AVAILABLE DATA section start

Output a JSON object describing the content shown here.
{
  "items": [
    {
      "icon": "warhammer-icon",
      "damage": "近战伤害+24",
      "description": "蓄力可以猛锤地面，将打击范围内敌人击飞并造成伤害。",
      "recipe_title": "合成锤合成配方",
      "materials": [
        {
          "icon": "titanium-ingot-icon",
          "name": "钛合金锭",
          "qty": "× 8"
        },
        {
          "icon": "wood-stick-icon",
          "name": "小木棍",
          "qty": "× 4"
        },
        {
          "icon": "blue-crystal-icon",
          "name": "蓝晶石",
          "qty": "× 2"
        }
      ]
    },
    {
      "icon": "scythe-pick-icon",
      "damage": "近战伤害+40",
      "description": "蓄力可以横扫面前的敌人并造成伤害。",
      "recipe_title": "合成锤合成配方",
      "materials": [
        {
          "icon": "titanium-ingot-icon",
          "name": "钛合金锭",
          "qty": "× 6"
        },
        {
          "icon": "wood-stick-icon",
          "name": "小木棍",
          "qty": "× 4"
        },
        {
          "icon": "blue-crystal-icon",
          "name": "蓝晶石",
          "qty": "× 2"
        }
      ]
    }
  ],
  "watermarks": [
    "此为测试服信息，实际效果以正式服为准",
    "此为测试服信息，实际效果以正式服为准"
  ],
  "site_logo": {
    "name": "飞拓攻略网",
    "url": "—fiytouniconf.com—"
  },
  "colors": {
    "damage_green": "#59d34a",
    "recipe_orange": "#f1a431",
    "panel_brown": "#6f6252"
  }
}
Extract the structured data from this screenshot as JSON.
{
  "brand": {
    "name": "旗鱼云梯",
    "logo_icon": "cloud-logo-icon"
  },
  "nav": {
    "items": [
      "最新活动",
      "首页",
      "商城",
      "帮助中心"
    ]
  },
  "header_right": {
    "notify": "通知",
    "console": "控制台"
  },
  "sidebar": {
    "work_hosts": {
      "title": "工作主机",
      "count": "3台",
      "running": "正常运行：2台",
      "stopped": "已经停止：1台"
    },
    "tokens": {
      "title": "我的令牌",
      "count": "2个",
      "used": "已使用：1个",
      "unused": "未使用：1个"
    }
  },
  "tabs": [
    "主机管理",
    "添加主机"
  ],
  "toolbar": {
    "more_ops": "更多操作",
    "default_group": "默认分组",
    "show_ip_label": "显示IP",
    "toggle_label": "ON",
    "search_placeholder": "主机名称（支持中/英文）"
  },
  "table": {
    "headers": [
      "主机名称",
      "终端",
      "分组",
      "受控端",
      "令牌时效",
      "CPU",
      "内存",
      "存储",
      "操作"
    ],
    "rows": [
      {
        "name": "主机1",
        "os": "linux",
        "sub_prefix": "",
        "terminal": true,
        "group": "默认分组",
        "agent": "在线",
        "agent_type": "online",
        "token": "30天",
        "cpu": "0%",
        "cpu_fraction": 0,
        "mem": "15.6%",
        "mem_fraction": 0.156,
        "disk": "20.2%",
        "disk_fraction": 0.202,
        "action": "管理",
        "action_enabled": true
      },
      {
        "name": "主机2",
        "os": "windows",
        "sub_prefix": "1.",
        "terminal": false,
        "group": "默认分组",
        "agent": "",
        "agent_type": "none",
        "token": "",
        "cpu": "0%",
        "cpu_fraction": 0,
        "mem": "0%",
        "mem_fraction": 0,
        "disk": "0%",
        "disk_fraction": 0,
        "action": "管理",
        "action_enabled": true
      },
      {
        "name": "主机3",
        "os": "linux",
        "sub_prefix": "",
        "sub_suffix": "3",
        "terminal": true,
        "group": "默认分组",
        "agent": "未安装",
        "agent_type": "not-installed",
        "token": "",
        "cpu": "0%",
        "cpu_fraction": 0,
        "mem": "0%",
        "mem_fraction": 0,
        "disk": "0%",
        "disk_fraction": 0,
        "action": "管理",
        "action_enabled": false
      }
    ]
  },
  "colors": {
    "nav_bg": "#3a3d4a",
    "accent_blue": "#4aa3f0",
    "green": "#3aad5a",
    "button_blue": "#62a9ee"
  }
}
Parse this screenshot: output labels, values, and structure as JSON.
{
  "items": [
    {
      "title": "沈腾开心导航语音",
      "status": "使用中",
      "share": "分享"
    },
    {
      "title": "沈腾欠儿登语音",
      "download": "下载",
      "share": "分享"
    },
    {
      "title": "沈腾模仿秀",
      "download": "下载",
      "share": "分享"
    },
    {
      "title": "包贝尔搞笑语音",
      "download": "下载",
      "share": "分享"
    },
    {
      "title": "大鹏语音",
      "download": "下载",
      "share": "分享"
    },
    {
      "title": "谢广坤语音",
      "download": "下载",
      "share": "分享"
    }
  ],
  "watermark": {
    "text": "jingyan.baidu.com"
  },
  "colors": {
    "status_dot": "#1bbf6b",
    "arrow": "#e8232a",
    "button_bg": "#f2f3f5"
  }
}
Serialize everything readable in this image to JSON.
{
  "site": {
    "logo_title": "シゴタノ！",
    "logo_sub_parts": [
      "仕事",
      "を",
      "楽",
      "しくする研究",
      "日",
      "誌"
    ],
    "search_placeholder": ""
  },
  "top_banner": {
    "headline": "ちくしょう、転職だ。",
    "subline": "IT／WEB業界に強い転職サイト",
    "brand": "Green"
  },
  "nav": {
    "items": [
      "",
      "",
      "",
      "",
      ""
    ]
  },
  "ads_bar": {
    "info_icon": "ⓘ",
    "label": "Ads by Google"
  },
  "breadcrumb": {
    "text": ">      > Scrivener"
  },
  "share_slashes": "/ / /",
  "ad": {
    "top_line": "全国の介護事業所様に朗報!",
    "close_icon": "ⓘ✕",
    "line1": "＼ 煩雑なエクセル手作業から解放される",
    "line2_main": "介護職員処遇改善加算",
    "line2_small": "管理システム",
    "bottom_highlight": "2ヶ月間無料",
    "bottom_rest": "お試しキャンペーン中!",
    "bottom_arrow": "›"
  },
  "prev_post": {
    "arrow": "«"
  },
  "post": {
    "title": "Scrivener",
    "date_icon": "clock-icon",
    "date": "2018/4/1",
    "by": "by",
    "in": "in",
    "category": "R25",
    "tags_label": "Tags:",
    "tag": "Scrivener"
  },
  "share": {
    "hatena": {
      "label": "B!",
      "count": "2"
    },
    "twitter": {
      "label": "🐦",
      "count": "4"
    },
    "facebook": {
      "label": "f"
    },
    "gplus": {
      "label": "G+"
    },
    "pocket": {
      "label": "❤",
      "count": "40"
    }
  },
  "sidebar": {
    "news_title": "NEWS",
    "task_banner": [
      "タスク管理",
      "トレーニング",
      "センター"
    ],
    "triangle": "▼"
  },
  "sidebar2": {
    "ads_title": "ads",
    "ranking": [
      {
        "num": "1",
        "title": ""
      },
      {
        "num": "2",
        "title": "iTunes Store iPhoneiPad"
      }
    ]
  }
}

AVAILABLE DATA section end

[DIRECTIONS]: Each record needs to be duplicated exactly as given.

[REPLY]:
Output a JSON object describing the content shown here.
{
  "items": [
    {
      "icon": "warhammer-icon",
      "damage": "近战伤害+24",
      "description": "蓄力可以猛锤地面，将打击范围内敌人击飞并造成伤害。",
      "recipe_title": "合成锤合成配方",
      "materials": [
        {
          "icon": "titanium-ingot-icon",
          "name": "钛合金锭",
          "qty": "× 8"
        },
        {
          "icon": "wood-stick-icon",
          "name": "小木棍",
          "qty": "× 4"
        },
        {
          "icon": "blue-crystal-icon",
          "name": "蓝晶石",
          "qty": "× 2"
        }
      ]
    },
    {
      "icon": "scythe-pick-icon",
      "damage": "近战伤害+40",
      "description": "蓄力可以横扫面前的敌人并造成伤害。",
      "recipe_title": "合成锤合成配方",
      "materials": [
        {
          "icon": "titanium-ingot-icon",
          "name": "钛合金锭",
          "qty": "× 6"
        },
        {
          "icon": "wood-stick-icon",
          "name": "小木棍",
          "qty": "× 4"
        },
        {
          "icon": "blue-crystal-icon",
          "name": "蓝晶石",
          "qty": "× 2"
        }
      ]
    }
  ],
  "watermarks": [
    "此为测试服信息，实际效果以正式服为准",
    "此为测试服信息，实际效果以正式服为准"
  ],
  "site_logo": {
    "name": "飞拓攻略网",
    "url": "—fiytouniconf.com—"
  },
  "colors": {
    "damage_green": "#59d34a",
    "recipe_orange": "#f1a431",
    "panel_brown": "#6f6252"
  }
}
Extract the structured data from this screenshot as JSON.
{
  "brand": {
    "name": "旗鱼云梯",
    "logo_icon": "cloud-logo-icon"
  },
  "nav": {
    "items": [
      "最新活动",
      "首页",
      "商城",
      "帮助中心"
    ]
  },
  "header_right": {
    "notify": "通知",
    "console": "控制台"
  },
  "sidebar": {
    "work_hosts": {
      "title": "工作主机",
      "count": "3台",
      "running": "正常运行：2台",
      "stopped": "已经停止：1台"
    },
    "tokens": {
      "title": "我的令牌",
      "count": "2个",
      "used": "已使用：1个",
      "unused": "未使用：1个"
    }
  },
  "tabs": [
    "主机管理",
    "添加主机"
  ],
  "toolbar": {
    "more_ops": "更多操作",
    "default_group": "默认分组",
    "show_ip_label": "显示IP",
    "toggle_label": "ON",
    "search_placeholder": "主机名称（支持中/英文）"
  },
  "table": {
    "headers": [
      "主机名称",
      "终端",
      "分组",
      "受控端",
      "令牌时效",
      "CPU",
      "内存",
      "存储",
      "操作"
    ],
    "rows": [
      {
        "name": "主机1",
        "os": "linux",
        "sub_prefix": "",
        "terminal": true,
        "group": "默认分组",
        "agent": "在线",
        "agent_type": "online",
        "token": "30天",
        "cpu": "0%",
        "cpu_fraction": 0,
        "mem": "15.6%",
        "mem_fraction": 0.156,
        "disk": "20.2%",
        "disk_fraction": 0.202,
        "action": "管理",
        "action_enabled": true
      },
      {
        "name": "主机2",
        "os": "windows",
        "sub_prefix": "1.",
        "terminal": false,
        "group": "默认分组",
        "agent": "",
        "agent_type": "none",
        "token": "",
        "cpu": "0%",
        "cpu_fraction": 0,
        "mem": "0%",
        "mem_fraction": 0,
        "disk": "0%",
        "disk_fraction": 0,
        "action": "管理",
        "action_enabled": true
      },
      {
        "name": "主机3",
        "os": "linux",
        "sub_prefix": "",
        "sub_suffix": "3",
        "terminal": true,
        "group": "默认分组",
        "agent": "未安装",
        "agent_type": "not-installed",
        "token": "",
        "cpu": "0%",
        "cpu_fraction": 0,
        "mem": "0%",
        "mem_fraction": 0,
        "disk": "0%",
        "disk_fraction": 0,
        "action": "管理",
        "action_enabled": false
      }
    ]
  },
  "colors": {
    "nav_bg": "#3a3d4a",
    "accent_blue": "#4aa3f0",
    "green": "#3aad5a",
    "button_blue": "#62a9ee"
  }
}
Parse this screenshot: output labels, values, and structure as JSON.
{
  "items": [
    {
      "title": "沈腾开心导航语音",
      "status": "使用中",
      "share": "分享"
    },
    {
      "title": "沈腾欠儿登语音",
      "download": "下载",
      "share": "分享"
    },
    {
      "title": "沈腾模仿秀",
      "download": "下载",
      "share": "分享"
    },
    {
      "title": "包贝尔搞笑语音",
      "download": "下载",
      "share": "分享"
    },
    {
      "title": "大鹏语音",
      "download": "下载",
      "share": "分享"
    },
    {
      "title": "谢广坤语音",
      "download": "下载",
      "share": "分享"
    }
  ],
  "watermark": {
    "text": "jingyan.baidu.com"
  },
  "colors": {
    "status_dot": "#1bbf6b",
    "arrow": "#e8232a",
    "button_bg": "#f2f3f5"
  }
}
Serialize everything readable in this image to JSON.
{
  "site": {
    "logo_title": "シゴタノ！",
    "logo_sub_parts": [
      "仕事",
      "を",
      "楽",
      "しくする研究",
      "日",
      "誌"
    ],
    "search_placeholder": ""
  },
  "top_banner": {
    "headline": "ちくしょう、転職だ。",
    "subline": "IT／WEB業界に強い転職サイト",
    "brand": "Green"
  },
  "nav": {
    "items": [
      "",
      "",
      "",
      "",
      ""
    ]
  },
  "ads_bar": {
    "info_icon": "ⓘ",
    "label": "Ads by Google"
  },
  "breadcrumb": {
    "text": ">      > Scrivener"
  },
  "share_slashes": "/ / /",
  "ad": {
    "top_line": "全国の介護事業所様に朗報!",
    "close_icon": "ⓘ✕",
    "line1": "＼ 煩雑なエクセル手作業から解放される",
    "line2_main": "介護職員処遇改善加算",
    "line2_small": "管理システム",
    "bottom_highlight": "2ヶ月間無料",
    "bottom_rest": "お試しキャンペーン中!",
    "bottom_arrow": "›"
  },
  "prev_post": {
    "arrow": "«"
  },
  "post": {
    "title": "Scrivener",
    "date_icon": "clock-icon",
    "date": "2018/4/1",
    "by": "by",
    "in": "in",
    "category": "R25",
    "tags_label": "Tags:",
    "tag": "Scrivener"
  },
  "share": {
    "hatena": {
      "label": "B!",
      "count": "2"
    },
    "twitter": {
      "label": "🐦",
      "count": "4"
    },
    "facebook": {
      "label": "f"
    },
    "gplus": {
      "label": "G+"
    },
    "pocket": {
      "label": "❤",
      "count": "40"
    }
  },
  "sidebar": {
    "news_title": "NEWS",
    "task_banner": [
      "タスク管理",
      "トレーニング",
      "センター"
    ],
    "triangle": "▼"
  },
  "sidebar2": {
    "ads_title": "ads",
    "ranking": [
      {
        "num": "1",
        "title": ""
      },
      {
        "num": "2",
        "title": "iTunes Store iPhoneiPad"
      }
    ]
  }
}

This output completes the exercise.